> **Directions**
Check each line of the entries below for the word "safari", and copy the lines that have it.

> **Data to use**
====================
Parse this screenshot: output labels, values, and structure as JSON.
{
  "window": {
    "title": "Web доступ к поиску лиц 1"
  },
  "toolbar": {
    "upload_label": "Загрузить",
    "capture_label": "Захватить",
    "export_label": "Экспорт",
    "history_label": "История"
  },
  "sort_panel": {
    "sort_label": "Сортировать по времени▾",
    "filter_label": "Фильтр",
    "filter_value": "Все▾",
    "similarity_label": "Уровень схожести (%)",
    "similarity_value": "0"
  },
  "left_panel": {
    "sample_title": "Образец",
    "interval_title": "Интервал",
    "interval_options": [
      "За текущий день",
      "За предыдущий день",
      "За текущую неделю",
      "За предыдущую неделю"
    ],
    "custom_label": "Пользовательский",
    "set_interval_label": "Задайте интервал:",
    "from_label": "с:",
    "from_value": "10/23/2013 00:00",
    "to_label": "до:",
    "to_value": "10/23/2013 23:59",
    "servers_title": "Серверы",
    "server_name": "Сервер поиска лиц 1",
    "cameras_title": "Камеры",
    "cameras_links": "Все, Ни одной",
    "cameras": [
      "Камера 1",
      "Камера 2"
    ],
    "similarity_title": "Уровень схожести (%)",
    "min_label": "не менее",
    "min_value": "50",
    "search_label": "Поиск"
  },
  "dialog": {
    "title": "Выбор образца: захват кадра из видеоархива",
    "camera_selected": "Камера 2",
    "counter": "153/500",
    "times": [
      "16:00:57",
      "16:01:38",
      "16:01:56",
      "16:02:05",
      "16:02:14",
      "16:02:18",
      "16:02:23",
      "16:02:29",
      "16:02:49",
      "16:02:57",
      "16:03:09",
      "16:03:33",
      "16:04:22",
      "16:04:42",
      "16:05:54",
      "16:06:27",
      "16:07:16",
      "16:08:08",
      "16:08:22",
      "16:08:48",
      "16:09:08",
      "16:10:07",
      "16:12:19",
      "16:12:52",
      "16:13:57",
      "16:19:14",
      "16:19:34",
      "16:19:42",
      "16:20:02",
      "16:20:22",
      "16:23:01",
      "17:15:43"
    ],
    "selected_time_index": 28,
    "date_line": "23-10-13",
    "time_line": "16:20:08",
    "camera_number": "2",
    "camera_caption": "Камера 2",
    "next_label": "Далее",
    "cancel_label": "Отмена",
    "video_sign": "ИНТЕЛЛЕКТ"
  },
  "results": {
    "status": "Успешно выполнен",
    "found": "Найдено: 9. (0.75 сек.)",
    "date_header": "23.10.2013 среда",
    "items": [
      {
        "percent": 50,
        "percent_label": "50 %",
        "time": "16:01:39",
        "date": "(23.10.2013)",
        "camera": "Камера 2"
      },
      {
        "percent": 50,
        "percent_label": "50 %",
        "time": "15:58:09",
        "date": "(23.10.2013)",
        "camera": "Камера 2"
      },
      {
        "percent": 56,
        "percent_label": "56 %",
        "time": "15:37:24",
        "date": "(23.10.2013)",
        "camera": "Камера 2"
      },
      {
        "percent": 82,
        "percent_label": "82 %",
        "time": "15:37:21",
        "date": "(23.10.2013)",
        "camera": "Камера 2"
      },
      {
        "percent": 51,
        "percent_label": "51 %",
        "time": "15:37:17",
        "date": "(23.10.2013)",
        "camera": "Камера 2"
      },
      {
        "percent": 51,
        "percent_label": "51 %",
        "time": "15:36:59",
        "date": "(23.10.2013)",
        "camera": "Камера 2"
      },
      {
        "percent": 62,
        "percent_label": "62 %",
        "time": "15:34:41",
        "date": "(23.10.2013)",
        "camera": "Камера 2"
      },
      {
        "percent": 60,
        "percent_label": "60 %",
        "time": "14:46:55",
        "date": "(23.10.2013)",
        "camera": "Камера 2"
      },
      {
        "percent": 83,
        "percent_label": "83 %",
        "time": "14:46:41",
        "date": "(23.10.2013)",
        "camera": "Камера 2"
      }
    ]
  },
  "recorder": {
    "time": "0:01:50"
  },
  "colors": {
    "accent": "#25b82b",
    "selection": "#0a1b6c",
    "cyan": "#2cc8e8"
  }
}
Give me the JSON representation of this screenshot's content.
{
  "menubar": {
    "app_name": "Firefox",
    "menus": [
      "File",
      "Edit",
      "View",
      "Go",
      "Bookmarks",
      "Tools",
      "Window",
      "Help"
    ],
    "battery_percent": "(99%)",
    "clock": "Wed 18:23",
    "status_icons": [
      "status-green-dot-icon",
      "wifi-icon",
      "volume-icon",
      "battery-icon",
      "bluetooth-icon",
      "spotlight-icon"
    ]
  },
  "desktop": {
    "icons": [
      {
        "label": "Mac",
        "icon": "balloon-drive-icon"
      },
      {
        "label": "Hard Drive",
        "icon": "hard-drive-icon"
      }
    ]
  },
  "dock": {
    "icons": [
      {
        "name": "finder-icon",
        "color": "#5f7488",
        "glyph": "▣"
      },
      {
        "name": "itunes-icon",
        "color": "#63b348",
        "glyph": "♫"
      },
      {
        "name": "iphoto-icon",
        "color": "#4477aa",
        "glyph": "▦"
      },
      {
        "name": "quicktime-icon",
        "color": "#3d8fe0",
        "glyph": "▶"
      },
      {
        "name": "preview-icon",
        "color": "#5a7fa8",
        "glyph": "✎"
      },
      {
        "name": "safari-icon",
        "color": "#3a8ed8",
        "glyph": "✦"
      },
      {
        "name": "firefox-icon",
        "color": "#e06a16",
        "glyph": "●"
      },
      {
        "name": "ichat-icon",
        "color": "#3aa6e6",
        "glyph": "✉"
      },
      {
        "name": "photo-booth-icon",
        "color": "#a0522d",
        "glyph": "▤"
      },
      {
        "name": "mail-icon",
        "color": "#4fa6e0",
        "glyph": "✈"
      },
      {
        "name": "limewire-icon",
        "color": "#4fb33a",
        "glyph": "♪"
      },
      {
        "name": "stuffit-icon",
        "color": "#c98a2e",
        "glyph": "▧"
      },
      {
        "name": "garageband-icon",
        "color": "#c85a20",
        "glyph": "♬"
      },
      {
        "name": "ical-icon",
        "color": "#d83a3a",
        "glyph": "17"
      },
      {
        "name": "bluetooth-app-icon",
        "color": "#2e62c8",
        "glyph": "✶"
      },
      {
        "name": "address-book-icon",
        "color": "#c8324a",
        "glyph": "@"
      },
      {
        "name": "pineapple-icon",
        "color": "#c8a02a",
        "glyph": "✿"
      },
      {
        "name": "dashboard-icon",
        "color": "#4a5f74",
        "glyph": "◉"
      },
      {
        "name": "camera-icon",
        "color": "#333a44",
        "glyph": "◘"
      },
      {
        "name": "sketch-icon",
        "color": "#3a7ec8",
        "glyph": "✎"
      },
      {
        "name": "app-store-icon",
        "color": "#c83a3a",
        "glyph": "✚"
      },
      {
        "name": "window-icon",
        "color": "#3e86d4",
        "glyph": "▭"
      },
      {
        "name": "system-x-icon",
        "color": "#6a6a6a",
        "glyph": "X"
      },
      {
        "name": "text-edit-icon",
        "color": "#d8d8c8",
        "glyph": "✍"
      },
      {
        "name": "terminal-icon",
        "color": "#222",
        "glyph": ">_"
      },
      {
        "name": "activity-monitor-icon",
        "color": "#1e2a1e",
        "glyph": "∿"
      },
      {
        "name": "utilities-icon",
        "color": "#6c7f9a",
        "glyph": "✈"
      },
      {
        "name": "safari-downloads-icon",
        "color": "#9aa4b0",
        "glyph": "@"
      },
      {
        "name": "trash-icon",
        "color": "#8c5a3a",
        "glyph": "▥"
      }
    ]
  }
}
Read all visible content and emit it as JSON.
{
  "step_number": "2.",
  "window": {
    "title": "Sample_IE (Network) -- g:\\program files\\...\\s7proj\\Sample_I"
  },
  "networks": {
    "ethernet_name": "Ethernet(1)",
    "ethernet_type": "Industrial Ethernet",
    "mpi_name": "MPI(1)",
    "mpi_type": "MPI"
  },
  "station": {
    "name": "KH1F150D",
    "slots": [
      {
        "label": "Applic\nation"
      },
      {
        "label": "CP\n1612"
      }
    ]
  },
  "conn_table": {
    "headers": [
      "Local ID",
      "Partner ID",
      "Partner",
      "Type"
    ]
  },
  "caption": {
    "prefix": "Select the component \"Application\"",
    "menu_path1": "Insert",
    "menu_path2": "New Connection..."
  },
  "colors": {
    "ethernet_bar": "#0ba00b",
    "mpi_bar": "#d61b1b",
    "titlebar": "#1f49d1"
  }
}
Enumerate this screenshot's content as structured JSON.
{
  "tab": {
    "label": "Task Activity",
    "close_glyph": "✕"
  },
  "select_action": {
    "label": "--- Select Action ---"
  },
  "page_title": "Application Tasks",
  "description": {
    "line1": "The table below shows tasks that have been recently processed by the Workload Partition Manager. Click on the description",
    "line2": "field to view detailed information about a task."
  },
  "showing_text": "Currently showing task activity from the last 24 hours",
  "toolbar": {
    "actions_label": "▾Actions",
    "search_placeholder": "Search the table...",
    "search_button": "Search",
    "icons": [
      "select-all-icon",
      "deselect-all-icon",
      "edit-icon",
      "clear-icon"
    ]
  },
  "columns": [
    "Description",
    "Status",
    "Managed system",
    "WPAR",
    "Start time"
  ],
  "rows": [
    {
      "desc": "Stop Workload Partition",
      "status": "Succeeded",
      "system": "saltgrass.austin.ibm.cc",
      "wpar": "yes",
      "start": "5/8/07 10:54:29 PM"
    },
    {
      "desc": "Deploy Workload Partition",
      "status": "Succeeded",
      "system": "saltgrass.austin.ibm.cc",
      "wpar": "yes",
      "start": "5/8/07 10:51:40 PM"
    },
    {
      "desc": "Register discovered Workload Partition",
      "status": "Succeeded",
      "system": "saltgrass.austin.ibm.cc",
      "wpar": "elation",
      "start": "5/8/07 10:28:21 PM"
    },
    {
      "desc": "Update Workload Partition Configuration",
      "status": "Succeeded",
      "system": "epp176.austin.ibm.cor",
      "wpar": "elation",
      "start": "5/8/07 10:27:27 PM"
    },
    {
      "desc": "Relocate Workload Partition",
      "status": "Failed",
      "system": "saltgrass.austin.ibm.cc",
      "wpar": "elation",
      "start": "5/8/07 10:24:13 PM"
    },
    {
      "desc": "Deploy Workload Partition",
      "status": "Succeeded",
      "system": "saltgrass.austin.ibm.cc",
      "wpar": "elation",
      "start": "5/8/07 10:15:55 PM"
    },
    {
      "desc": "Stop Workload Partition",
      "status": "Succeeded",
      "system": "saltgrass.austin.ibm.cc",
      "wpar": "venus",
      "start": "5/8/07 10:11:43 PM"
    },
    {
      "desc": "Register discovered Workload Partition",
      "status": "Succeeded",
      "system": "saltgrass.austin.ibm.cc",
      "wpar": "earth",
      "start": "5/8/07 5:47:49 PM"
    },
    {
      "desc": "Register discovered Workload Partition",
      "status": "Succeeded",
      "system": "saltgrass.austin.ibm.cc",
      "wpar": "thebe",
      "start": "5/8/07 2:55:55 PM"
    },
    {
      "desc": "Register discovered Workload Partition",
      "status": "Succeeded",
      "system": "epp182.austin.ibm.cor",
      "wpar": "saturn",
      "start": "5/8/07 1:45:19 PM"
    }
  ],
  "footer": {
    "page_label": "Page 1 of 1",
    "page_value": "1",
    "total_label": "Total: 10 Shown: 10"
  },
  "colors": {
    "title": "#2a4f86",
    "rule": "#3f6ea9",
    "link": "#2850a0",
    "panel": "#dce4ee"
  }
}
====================
> **Result below**
        "name": "safari-icon",
        "name": "safari-downloads-icon",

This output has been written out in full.